── LISTED ENTRIES
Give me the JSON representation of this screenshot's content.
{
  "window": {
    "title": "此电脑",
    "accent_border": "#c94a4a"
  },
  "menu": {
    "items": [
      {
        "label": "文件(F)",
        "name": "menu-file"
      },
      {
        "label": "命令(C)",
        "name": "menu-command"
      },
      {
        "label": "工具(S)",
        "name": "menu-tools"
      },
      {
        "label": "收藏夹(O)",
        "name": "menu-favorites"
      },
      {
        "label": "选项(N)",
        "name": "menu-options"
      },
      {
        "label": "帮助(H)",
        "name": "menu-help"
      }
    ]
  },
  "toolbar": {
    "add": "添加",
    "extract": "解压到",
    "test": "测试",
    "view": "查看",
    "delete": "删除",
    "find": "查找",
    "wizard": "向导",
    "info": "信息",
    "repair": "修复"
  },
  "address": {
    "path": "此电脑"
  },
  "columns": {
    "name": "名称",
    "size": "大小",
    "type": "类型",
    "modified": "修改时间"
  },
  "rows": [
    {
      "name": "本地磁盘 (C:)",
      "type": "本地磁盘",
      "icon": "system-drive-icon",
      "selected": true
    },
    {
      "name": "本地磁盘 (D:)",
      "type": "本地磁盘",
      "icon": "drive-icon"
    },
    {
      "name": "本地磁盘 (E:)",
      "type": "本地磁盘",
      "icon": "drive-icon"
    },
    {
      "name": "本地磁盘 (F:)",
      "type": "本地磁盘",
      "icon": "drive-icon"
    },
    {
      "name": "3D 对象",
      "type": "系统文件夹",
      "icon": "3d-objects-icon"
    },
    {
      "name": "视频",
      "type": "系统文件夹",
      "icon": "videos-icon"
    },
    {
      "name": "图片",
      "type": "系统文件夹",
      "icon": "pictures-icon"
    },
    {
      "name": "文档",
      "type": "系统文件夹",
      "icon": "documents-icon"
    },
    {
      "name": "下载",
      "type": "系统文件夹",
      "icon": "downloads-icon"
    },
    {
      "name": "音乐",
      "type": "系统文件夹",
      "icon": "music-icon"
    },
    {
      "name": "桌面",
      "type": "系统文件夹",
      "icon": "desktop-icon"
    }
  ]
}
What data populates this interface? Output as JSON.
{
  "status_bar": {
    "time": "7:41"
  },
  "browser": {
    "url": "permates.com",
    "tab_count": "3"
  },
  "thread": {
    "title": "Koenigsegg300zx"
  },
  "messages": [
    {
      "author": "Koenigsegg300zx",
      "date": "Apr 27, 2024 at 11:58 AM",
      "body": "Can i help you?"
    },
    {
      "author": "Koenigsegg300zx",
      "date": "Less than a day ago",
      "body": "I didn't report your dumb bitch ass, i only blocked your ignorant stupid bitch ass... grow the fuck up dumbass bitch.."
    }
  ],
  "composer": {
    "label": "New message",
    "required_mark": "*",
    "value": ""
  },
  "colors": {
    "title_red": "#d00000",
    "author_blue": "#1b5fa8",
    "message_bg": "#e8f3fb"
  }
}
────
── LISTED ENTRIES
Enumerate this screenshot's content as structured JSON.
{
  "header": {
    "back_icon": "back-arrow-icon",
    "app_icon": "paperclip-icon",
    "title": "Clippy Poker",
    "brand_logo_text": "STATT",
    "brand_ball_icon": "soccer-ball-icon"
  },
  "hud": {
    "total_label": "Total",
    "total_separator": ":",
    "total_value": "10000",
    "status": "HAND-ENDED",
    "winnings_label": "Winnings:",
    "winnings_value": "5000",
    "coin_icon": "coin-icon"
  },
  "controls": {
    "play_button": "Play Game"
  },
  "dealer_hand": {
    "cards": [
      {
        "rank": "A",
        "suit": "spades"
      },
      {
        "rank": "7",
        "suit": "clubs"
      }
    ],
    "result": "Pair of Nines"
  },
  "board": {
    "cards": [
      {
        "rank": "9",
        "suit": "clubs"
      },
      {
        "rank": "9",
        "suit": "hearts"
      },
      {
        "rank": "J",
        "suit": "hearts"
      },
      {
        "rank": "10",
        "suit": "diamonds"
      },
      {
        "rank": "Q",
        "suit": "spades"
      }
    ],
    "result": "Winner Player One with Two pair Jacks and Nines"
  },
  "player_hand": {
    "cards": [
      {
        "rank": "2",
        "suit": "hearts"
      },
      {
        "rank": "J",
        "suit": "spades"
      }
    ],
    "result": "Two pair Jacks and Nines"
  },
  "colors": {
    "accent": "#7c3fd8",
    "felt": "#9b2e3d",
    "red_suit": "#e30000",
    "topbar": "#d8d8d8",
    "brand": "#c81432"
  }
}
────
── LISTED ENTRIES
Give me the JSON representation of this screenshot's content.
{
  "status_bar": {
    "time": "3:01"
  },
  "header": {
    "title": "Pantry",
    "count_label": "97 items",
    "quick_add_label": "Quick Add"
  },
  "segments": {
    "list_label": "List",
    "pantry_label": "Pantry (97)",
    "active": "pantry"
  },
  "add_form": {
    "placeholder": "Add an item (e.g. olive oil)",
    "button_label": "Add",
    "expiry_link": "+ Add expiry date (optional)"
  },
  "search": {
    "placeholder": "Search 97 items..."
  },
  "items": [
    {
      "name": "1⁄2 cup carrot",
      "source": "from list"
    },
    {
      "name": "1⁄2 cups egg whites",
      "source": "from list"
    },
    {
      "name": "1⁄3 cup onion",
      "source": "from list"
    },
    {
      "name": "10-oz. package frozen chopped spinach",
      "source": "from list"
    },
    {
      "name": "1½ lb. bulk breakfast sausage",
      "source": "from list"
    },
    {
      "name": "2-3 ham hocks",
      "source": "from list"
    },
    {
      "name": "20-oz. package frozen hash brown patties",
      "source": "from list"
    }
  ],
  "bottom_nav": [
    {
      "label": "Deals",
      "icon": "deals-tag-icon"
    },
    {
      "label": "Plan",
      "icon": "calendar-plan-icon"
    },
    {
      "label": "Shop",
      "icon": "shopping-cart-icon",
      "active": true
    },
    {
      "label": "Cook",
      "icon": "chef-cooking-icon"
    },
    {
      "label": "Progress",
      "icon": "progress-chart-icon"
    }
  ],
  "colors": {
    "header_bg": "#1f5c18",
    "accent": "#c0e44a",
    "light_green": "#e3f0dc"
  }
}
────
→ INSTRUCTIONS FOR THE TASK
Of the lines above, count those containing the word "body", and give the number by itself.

→ TASK ANSWER
2